| What to produce |
Please return each of the entries below exactly as they appear.

Top of Data shown

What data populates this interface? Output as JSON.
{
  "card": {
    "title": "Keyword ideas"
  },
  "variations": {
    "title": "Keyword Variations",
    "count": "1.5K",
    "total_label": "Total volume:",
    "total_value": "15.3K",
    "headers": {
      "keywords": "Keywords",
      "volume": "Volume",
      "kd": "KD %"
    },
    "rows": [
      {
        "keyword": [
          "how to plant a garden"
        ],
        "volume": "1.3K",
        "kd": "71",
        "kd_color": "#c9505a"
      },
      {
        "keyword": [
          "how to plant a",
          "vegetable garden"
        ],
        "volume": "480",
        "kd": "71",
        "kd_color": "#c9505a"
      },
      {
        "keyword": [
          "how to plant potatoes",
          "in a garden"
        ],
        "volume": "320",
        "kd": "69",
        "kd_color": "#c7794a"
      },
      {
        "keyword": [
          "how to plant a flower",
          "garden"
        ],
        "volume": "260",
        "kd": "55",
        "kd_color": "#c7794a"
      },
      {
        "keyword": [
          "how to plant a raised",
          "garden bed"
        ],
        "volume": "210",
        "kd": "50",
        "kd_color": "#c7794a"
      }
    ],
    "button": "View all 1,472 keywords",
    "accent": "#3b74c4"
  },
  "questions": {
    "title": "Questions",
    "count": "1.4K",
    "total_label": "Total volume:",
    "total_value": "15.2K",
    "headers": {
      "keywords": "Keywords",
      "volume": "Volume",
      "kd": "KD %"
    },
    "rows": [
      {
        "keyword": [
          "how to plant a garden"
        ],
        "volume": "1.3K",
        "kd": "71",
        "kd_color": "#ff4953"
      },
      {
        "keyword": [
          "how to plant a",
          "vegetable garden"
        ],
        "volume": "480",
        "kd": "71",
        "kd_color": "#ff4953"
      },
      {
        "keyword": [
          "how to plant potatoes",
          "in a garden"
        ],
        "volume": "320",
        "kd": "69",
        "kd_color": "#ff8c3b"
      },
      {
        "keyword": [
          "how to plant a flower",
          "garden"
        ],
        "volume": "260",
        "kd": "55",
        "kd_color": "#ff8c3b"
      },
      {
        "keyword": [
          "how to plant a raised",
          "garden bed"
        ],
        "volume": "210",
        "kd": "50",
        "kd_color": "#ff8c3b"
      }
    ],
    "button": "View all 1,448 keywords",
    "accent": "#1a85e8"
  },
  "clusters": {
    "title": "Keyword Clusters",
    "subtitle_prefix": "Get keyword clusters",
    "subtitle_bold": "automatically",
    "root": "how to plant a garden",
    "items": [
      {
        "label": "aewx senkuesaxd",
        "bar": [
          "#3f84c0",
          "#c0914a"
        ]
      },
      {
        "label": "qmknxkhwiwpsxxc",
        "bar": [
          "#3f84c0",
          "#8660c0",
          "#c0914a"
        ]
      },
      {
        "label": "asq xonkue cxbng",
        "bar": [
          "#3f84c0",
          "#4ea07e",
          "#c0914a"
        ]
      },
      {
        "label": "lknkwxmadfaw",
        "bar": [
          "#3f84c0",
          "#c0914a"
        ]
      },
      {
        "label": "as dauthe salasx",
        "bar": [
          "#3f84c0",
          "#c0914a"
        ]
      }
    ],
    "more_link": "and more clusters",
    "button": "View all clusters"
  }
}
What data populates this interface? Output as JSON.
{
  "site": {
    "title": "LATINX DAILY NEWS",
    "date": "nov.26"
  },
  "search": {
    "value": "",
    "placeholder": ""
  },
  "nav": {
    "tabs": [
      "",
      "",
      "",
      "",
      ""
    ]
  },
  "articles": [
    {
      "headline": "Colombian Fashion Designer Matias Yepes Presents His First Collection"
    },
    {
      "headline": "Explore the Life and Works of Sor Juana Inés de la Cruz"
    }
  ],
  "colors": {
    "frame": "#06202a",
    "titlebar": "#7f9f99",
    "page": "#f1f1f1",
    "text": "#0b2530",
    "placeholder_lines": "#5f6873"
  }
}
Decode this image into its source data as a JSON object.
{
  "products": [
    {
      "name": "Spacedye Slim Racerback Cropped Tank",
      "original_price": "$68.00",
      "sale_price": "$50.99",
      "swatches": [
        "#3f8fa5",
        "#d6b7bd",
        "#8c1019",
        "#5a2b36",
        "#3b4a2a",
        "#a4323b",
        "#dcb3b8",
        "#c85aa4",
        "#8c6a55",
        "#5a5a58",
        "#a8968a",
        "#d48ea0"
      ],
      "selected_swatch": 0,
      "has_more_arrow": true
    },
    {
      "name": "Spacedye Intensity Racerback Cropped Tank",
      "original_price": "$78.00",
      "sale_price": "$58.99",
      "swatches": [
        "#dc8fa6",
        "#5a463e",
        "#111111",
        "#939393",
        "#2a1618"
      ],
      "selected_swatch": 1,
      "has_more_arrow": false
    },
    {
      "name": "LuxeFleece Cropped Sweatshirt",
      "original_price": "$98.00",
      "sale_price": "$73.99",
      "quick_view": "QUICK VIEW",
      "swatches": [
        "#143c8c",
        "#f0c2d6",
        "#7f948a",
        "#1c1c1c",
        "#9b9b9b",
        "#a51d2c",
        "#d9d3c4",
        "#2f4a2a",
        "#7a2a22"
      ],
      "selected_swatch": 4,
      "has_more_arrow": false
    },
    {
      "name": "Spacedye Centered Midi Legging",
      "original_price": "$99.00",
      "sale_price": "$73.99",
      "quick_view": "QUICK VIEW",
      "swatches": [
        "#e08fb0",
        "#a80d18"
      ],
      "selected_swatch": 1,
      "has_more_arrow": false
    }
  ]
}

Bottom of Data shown

| Solution for this task |
What data populates this interface? Output as JSON.
{
  "card": {
    "title": "Keyword ideas"
  },
  "variations": {
    "title": "Keyword Variations",
    "count": "1.5K",
    "total_label": "Total volume:",
    "total_value": "15.3K",
    "headers": {
      "keywords": "Keywords",
      "volume": "Volume",
      "kd": "KD %"
    },
    "rows": [
      {
        "keyword": [
          "how to plant a garden"
        ],
        "volume": "1.3K",
        "kd": "71",
        "kd_color": "#c9505a"
      },
      {
        "keyword": [
          "how to plant a",
          "vegetable garden"
        ],
        "volume": "480",
        "kd": "71",
        "kd_color": "#c9505a"
      },
      {
        "keyword": [
          "how to plant potatoes",
          "in a garden"
        ],
        "volume": "320",
        "kd": "69",
        "kd_color": "#c7794a"
      },
      {
        "keyword": [
          "how to plant a flower",
          "garden"
        ],
        "volume": "260",
        "kd": "55",
        "kd_color": "#c7794a"
      },
      {
        "keyword": [
          "how to plant a raised",
          "garden bed"
        ],
        "volume": "210",
        "kd": "50",
        "kd_color": "#c7794a"
      }
    ],
    "button": "View all 1,472 keywords",
    "accent": "#3b74c4"
  },
  "questions": {
    "title": "Questions",
    "count": "1.4K",
    "total_label": "Total volume:",
    "total_value": "15.2K",
    "headers": {
      "keywords": "Keywords",
      "volume": "Volume",
      "kd": "KD %"
    },
    "rows": [
      {
        "keyword": [
          "how to plant a garden"
        ],
        "volume": "1.3K",
        "kd": "71",
        "kd_color": "#ff4953"
      },
      {
        "keyword": [
          "how to plant a",
          "vegetable garden"
        ],
        "volume": "480",
        "kd": "71",
        "kd_color": "#ff4953"
      },
      {
        "keyword": [
          "how to plant potatoes",
          "in a garden"
        ],
        "volume": "320",
        "kd": "69",
        "kd_color": "#ff8c3b"
      },
      {
        "keyword": [
          "how to plant a flower",
          "garden"
        ],
        "volume": "260",
        "kd": "55",
        "kd_color": "#ff8c3b"
      },
      {
        "keyword": [
          "how to plant a raised",
          "garden bed"
        ],
        "volume": "210",
        "kd": "50",
        "kd_color": "#ff8c3b"
      }
    ],
    "button": "View all 1,448 keywords",
    "accent": "#1a85e8"
  },
  "clusters": {
    "title": "Keyword Clusters",
    "subtitle_prefix": "Get keyword clusters",
    "subtitle_bold": "automatically",
    "root": "how to plant a garden",
    "items": [
      {
        "label": "aewx senkuesaxd",
        "bar": [
          "#3f84c0",
          "#c0914a"
        ]
      },
      {
        "label": "qmknxkhwiwpsxxc",
        "bar": [
          "#3f84c0",
          "#8660c0",
          "#c0914a"
        ]
      },
      {
        "label": "asq xonkue cxbng",
        "bar": [
          "#3f84c0",
          "#4ea07e",
          "#c0914a"
        ]
      },
      {
        "label": "lknkwxmadfaw",
        "bar": [
          "#3f84c0",
          "#c0914a"
        ]
      },
      {
        "label": "as dauthe salasx",
        "bar": [
          "#3f84c0",
          "#c0914a"
        ]
      }
    ],
    "more_link": "and more clusters",
    "button": "View all clusters"
  }
}
What data populates this interface? Output as JSON.
{
  "site": {
    "title": "LATINX DAILY NEWS",
    "date": "nov.26"
  },
  "search": {
    "value": "",
    "placeholder": ""
  },
  "nav": {
    "tabs": [
      "",
      "",
      "",
      "",
      ""
    ]
  },
  "articles": [
    {
      "headline": "Colombian Fashion Designer Matias Yepes Presents His First Collection"
    },
    {
      "headline": "Explore the Life and Works of Sor Juana Inés de la Cruz"
    }
  ],
  "colors": {
    "frame": "#06202a",
    "titlebar": "#7f9f99",
    "page": "#f1f1f1",
    "text": "#0b2530",
    "placeholder_lines": "#5f6873"
  }
}
Decode this image into its source data as a JSON object.
{
  "products": [
    {
      "name": "Spacedye Slim Racerback Cropped Tank",
      "original_price": "$68.00",
      "sale_price": "$50.99",
      "swatches": [
        "#3f8fa5",
        "#d6b7bd",
        "#8c1019",
        "#5a2b36",
        "#3b4a2a",
        "#a4323b",
        "#dcb3b8",
        "#c85aa4",
        "#8c6a55",
        "#5a5a58",
        "#a8968a",
        "#d48ea0"
      ],
      "selected_swatch": 0,
      "has_more_arrow": true
    },
    {
      "name": "Spacedye Intensity Racerback Cropped Tank",
      "original_price": "$78.00",
      "sale_price": "$58.99",
      "swatches": [
        "#dc8fa6",
        "#5a463e",
        "#111111",
        "#939393",
        "#2a1618"
      ],
      "selected_swatch": 1,
      "has_more_arrow": false
    },
    {
      "name": "LuxeFleece Cropped Sweatshirt",
      "original_price": "$98.00",
      "sale_price": "$73.99",
      "quick_view": "QUICK VIEW",
      "swatches": [
        "#143c8c",
        "#f0c2d6",
        "#7f948a",
        "#1c1c1c",
        "#9b9b9b",
        "#a51d2c",
        "#d9d3c4",
        "#2f4a2a",
        "#7a2a22"
      ],
      "selected_swatch": 4,
      "has_more_arrow": false
    },
    {
      "name": "Spacedye Centered Midi Legging",
      "original_price": "$99.00",
      "sale_price": "$73.99",
      "quick_view": "QUICK VIEW",
      "swatches": [
        "#e08fb0",
        "#a80d18"
      ],
      "selected_swatch": 1,
      "has_more_arrow": false
    }
  ]
}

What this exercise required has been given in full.